(The records Opens)

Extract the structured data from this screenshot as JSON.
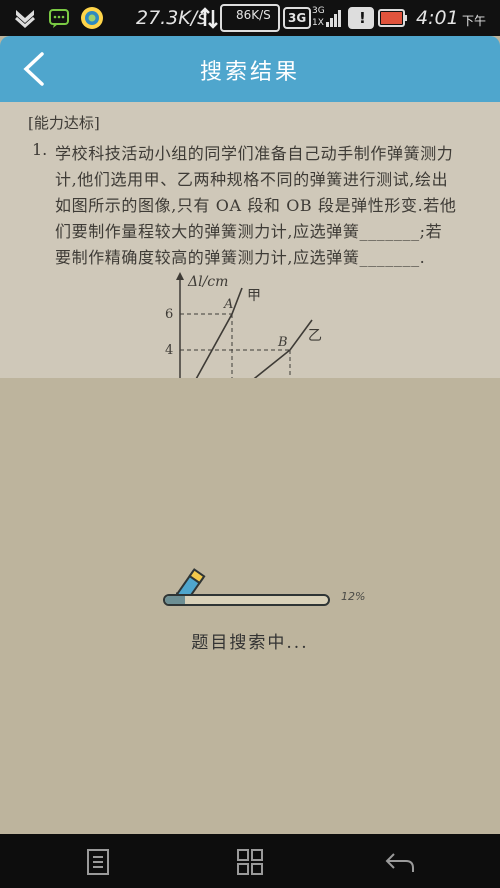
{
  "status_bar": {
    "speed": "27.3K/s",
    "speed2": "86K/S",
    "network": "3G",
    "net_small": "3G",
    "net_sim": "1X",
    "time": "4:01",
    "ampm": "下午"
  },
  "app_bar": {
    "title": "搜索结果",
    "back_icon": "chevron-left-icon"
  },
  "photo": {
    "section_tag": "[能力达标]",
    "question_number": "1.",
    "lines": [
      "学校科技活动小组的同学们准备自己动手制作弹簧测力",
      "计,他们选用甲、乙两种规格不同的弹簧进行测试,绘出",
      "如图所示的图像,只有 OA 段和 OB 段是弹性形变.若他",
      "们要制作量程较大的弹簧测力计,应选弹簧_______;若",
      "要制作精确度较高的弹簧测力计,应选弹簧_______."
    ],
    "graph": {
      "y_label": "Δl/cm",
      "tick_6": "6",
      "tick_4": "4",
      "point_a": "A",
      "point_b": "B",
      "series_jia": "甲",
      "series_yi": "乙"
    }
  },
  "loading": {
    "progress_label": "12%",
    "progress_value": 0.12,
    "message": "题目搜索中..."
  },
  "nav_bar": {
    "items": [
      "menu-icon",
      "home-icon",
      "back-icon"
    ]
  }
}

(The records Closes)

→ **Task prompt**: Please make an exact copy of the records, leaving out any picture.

→ **Answer section**:
Extract the structured data from this screenshot as JSON.
{
  "status_bar": {
    "speed": "27.3K/s",
    "speed2": "86K/S",
    "network": "3G",
    "net_small": "3G",
    "net_sim": "1X",
    "time": "4:01",
    "ampm": "下午"
  },
  "app_bar": {
    "title": "搜索结果",
    "back_icon": "chevron-left-icon"
  },
  "photo": {
    "section_tag": "[能力达标]",
    "question_number": "1.",
    "lines": [
      "学校科技活动小组的同学们准备自己动手制作弹簧测力",
      "计,他们选用甲、乙两种规格不同的弹簧进行测试,绘出",
      "如图所示的图像,只有 OA 段和 OB 段是弹性形变.若他",
      "们要制作量程较大的弹簧测力计,应选弹簧_______;若",
      "要制作精确度较高的弹簧测力计,应选弹簧_______."
    ],
    "graph": {
      "y_label": "Δl/cm",
      "tick_6": "6",
      "tick_4": "4",
      "point_a": "A",
      "point_b": "B",
      "series_jia": "甲",
      "series_yi": "乙"
    }
  },
  "loading": {
    "progress_label": "12%",
    "progress_value": 0.12,
    "message": "题目搜索中..."
  },
  "nav_bar": {
    "items": [
      "menu-icon",
      "home-icon",
      "back-icon"
    ]
  }
}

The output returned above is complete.